[Element data from apps and pages]
========================================

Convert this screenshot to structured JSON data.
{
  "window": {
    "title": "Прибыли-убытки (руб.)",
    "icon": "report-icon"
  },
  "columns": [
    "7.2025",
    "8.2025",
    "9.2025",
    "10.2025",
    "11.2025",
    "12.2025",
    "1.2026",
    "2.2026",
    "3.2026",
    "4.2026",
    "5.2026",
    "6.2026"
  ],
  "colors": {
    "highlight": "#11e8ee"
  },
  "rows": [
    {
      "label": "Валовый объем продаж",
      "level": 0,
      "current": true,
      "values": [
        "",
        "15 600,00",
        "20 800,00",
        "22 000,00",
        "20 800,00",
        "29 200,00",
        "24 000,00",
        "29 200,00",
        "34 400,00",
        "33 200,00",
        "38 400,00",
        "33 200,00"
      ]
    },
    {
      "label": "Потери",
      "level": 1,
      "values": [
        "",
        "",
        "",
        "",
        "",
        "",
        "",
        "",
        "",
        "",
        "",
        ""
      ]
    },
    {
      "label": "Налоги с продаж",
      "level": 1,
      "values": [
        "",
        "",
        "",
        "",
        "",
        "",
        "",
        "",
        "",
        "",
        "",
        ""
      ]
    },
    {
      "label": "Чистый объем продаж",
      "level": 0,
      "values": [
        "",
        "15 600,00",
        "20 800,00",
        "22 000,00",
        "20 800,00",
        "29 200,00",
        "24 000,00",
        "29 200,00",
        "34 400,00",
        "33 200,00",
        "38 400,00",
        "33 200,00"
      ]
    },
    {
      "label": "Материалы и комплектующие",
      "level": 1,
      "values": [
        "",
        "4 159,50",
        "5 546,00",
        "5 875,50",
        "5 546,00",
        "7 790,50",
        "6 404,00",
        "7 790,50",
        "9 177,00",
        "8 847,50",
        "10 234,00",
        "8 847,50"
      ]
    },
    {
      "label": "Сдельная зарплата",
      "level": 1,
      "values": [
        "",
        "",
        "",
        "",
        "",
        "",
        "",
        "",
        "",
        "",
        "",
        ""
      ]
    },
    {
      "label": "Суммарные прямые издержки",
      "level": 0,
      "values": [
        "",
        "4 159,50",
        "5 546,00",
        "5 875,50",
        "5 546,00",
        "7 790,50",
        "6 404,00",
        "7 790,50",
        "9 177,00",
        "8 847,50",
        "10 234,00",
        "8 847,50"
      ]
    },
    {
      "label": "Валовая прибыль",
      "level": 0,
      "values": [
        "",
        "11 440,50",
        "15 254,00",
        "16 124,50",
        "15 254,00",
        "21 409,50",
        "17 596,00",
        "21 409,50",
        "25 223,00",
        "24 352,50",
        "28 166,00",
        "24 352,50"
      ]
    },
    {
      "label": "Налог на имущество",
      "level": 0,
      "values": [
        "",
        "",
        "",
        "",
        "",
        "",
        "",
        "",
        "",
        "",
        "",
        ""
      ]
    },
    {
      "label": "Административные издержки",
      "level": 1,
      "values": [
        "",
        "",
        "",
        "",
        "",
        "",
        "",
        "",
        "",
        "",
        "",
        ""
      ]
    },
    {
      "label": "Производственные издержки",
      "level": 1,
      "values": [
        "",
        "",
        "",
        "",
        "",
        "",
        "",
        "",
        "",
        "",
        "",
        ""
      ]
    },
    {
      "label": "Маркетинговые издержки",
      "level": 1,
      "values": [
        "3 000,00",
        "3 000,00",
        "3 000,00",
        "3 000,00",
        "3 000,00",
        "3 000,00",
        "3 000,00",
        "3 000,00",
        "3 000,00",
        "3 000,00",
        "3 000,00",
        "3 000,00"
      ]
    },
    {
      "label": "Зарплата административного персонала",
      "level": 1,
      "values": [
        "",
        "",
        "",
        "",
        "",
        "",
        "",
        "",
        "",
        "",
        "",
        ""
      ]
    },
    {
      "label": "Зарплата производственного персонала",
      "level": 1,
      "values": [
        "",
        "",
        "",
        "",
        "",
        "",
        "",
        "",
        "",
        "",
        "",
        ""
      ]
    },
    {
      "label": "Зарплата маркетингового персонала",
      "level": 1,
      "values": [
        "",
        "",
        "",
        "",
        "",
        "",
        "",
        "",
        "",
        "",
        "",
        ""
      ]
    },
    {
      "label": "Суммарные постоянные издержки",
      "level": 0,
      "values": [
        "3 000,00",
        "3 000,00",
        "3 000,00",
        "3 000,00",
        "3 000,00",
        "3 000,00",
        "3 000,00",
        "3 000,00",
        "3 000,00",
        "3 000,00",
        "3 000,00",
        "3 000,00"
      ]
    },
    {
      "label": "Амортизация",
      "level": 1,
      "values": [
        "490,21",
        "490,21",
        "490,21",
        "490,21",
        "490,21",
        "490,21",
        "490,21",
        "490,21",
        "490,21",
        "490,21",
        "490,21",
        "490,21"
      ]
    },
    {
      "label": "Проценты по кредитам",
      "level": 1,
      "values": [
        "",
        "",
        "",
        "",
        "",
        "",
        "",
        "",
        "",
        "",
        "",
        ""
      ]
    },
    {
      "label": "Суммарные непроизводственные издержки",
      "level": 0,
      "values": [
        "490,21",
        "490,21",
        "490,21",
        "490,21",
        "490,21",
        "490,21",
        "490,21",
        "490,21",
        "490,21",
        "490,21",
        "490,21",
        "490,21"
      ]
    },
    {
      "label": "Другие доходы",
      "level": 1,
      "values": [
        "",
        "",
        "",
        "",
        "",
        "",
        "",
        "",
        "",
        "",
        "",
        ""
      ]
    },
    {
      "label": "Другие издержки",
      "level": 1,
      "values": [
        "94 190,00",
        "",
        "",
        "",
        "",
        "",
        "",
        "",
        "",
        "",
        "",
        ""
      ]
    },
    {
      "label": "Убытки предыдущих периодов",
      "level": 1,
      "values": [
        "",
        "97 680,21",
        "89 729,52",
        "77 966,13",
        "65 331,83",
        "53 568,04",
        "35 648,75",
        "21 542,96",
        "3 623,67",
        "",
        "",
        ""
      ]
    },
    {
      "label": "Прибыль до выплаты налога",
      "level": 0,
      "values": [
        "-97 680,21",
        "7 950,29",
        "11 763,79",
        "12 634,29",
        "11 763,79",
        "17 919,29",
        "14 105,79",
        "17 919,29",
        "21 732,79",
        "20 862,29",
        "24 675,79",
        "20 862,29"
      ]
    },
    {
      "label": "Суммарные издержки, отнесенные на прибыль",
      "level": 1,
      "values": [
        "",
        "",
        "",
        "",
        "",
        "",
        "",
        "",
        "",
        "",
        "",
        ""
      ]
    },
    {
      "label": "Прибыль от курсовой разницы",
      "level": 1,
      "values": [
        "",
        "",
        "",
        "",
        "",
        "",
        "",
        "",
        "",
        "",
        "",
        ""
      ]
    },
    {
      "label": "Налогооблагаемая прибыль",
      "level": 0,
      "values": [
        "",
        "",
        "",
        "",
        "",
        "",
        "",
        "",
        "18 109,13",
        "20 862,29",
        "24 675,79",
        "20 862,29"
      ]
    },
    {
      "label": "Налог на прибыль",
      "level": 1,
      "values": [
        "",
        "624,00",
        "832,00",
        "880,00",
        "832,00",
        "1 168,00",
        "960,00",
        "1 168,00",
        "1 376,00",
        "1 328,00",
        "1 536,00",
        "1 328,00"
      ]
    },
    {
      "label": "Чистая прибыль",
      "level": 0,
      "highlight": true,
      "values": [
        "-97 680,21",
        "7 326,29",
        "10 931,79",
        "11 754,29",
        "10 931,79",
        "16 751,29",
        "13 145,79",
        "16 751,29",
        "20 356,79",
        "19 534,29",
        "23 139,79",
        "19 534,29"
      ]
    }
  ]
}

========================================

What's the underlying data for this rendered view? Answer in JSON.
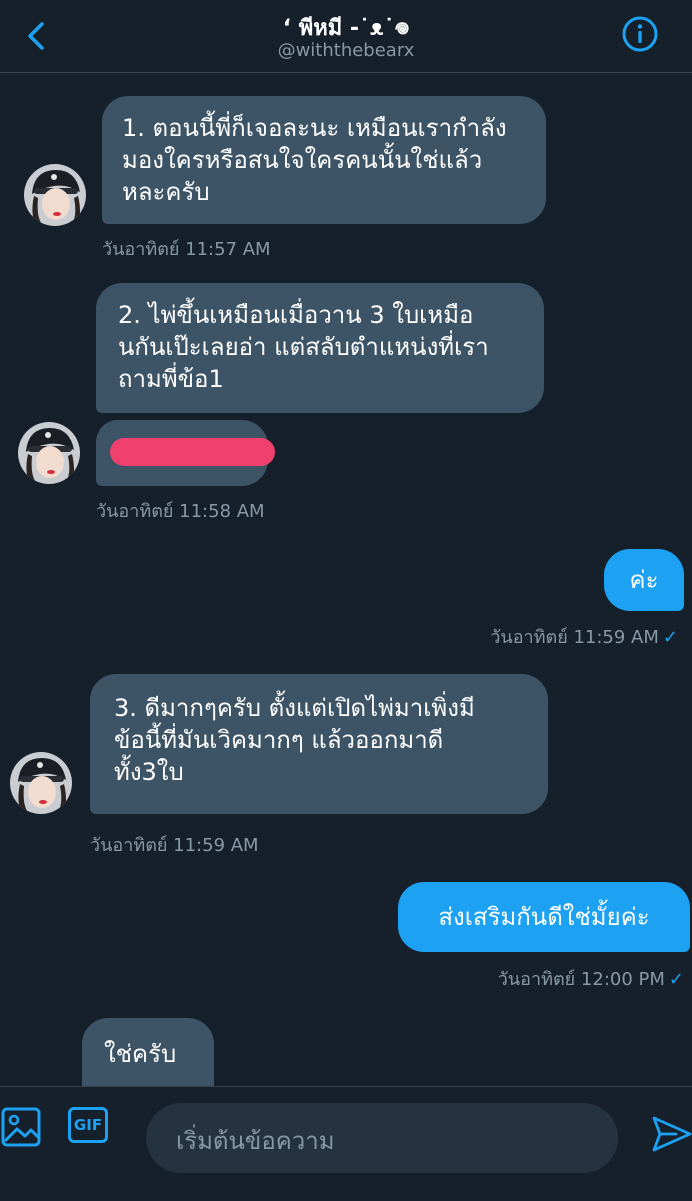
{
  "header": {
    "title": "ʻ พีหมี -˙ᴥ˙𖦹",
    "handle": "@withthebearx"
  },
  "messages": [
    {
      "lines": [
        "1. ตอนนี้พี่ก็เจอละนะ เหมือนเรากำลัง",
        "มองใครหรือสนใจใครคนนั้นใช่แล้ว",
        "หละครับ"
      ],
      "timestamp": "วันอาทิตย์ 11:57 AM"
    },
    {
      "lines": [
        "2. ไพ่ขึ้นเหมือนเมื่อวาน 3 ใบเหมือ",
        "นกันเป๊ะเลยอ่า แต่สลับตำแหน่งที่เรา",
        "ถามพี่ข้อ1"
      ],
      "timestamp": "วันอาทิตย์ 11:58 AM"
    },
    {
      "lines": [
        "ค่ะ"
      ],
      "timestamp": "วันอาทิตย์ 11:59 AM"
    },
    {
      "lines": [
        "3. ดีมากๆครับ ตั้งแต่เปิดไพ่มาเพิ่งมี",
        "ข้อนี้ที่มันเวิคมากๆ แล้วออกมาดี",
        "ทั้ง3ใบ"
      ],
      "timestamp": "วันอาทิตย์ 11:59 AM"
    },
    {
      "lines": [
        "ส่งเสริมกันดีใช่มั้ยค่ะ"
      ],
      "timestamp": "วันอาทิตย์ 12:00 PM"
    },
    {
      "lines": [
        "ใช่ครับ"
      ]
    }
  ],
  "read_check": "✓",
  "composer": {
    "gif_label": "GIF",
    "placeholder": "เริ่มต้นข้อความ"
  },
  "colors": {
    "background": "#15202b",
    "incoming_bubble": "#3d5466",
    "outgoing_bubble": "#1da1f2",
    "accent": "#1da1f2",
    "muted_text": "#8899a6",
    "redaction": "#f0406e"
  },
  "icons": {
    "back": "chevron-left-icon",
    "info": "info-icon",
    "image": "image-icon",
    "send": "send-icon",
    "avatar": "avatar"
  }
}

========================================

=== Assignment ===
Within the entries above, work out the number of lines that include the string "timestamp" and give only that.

=== Response area ===
5